4. Like giant pandas, red pandas also have opposable thumbs that help them hold onto the bamboo, branches, and leaves.
5. Every year the third Saturday of September is recognized as International Red Panda Day, this year it was celebrated on September 17.
6. Red pandas are the only living species of their taxonomic family. While they’re a unique animal species, they also face the threat of extinction due to climate change.
7. In India, red pandas are mostly found in tropical forests. They are mostly found in cool and temperate forests.
8. Did you know that the word “panda” is derived from the Nepalese word “nigalya ponya” which means bamboo eater?
9. The red panda is Sikkim’s state animal.
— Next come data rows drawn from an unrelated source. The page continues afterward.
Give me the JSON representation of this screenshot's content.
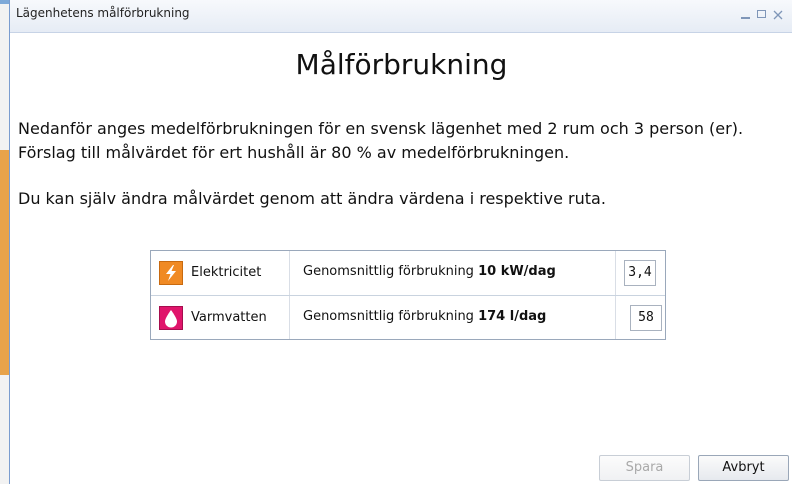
{
  "window": {
    "title": "Lägenhetens målförbrukning"
  },
  "main": {
    "heading": "Målförbrukning",
    "paragraph1": "Nedanför anges medelförbrukningen för en svensk lägenhet med 2 rum och 3 person (er).",
    "paragraph2": "Förslag till målvärdet för ert hushåll är 80 % av medelförbrukningen.",
    "paragraph3": "Du kan själv ändra målvärdet genom att ändra värdena i respektive ruta."
  },
  "table": {
    "rows": [
      {
        "icon": "electricity-icon",
        "name": "Elektricitet",
        "desc_prefix": "Genomsnittlig förbrukning ",
        "desc_value": "10 kW/dag",
        "value": "3,4",
        "color": "#f08a24"
      },
      {
        "icon": "water-drop-icon",
        "name": "Varmvatten",
        "desc_prefix": "Genomsnittlig förbrukning ",
        "desc_value": "174 l/dag",
        "value": "58",
        "color": "#e0156b"
      }
    ]
  },
  "buttons": {
    "save": "Spara",
    "cancel": "Avbryt"
  }
}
They are also found in other Indian states such as Arunachal Pradesh, Darjeeling, and parts of the Kalimpong district of West Bengal.
10. Red pandas are classified as endangered on the IUCN Red List of Threatened Species. It is estimated that less than 10,000 pandas survive in the wild and only 100 live in zoos, across the world. Loss of habitat, adverse effects of climate change, and poaching are the biggest threats to the red pandas’ survival.
The recent Disney movie, Turning Red, tells the story of a 13-year-old girl who transforms into a big red panda when she feels big emotions. Have you seen the movie yet?